Creating and using a Definition of Done is easy and involves three steps:
1. Create the Definition of Done
2. Use the Definition of Done
3. Take the Definition of Done to the next level
For this do-it-yourself workshop, we assume you already have a Definition of Done. The biggest challenge for your team is to actually use it. Over time, the Definition of Done has become this piece of paper next to the Sprint Backlog that nobody really pays attention to. Product Backlog items are moved to "Done" without checking the Definition of Done. Maybe some items live up to the quality standards, but chances are they don't.
Many Scrum teams don't purposefully ignore the Definition of Done, they often don't know how to apply the rules. Sure, the rule of "all code must be reviewed by another developer" sounds great, but our Sprints are packed with so much work that it feels impossible to do. The purpose of this workshop is to revive your Definition of Done and to actually put its rules into practice!
With the instructions in this guide, you should be able to run this workshop smoothly. But if you need help, we can also facilitate this workshop with you remotely. Contact us at firstname.lastname@example.org for availability and pricing.
How does it work?
The PDF outlines a detailed step-by-step 120-minute workshop that relies on Liberating Structures to engage and unleash your team. The string is designed with virtual teams in mind and includes:
- Min Specs
- 15% Solutions
This string of Liberating Structures is feasible from 4 participants and onward.
What do you receive?
- A 14-page full-color guide (PDF).
- We take you through the flow of the string in great detail. Not only do we explain all the steps involved, but we also explain why they are happening. This should make it easier to design your own strings in the future.
- The instructions support all virtual collaboration tools where you can create breakouts or separate channels occasionally (such as Zoom, GotoWebinar, and Teams). You can set up an additional virtual whiteboard in a tool like Mural, Google Slides, or Miro if you prefer.

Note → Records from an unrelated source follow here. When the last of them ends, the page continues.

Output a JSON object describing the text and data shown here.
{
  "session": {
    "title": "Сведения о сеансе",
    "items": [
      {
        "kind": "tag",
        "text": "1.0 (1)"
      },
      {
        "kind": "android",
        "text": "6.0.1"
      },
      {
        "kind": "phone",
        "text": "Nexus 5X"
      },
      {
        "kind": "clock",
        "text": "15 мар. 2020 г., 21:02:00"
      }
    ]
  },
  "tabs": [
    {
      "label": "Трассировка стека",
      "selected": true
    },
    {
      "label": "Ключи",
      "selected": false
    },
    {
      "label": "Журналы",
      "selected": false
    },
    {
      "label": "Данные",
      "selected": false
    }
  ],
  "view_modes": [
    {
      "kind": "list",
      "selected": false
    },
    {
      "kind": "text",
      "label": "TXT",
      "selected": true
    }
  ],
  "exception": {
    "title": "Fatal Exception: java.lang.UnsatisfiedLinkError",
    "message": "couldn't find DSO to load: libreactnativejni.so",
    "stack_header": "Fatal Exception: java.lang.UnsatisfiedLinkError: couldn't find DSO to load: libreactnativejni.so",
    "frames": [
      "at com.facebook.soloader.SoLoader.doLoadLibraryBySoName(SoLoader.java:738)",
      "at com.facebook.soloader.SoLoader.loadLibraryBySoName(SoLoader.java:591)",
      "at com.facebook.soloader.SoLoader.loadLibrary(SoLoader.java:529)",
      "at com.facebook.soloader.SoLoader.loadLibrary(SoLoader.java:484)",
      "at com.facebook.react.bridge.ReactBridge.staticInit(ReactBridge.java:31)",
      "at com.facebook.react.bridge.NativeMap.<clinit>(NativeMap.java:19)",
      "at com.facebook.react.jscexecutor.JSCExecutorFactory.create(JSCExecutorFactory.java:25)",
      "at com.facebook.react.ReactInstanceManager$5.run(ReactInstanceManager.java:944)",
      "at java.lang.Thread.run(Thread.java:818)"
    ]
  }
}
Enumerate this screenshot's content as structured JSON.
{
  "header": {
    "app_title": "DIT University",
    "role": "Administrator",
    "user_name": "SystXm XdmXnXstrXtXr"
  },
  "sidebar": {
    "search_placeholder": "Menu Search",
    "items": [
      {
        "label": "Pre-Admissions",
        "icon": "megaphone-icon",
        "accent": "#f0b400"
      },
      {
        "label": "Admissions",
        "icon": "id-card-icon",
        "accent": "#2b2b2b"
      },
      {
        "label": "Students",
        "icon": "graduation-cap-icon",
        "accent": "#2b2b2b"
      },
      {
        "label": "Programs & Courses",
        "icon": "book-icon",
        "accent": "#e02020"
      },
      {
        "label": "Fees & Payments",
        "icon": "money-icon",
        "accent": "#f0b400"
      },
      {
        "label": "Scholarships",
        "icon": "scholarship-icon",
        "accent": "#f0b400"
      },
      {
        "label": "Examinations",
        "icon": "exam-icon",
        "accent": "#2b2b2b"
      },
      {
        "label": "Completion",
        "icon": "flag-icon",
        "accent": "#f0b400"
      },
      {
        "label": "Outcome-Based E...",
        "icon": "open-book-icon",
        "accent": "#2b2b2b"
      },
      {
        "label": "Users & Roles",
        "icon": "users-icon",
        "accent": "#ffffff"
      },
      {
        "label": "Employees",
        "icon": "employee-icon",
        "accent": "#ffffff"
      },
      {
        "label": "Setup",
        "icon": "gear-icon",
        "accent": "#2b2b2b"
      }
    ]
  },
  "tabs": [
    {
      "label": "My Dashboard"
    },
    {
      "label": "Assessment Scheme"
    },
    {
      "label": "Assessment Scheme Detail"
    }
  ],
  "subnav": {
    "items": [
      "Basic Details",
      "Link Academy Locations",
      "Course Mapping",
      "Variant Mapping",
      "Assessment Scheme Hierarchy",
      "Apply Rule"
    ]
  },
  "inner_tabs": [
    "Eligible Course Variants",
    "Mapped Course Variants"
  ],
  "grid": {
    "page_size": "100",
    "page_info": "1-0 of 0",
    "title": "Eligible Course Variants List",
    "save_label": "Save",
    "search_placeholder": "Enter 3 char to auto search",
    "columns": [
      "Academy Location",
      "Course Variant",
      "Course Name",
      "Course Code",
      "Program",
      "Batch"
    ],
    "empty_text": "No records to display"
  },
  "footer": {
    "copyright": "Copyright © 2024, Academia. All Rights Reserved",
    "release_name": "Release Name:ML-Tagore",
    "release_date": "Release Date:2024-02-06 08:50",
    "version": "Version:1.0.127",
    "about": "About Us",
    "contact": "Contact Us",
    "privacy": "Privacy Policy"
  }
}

- The PDF outlines additional resources and useful reading, both to prepare and to distribute afterward.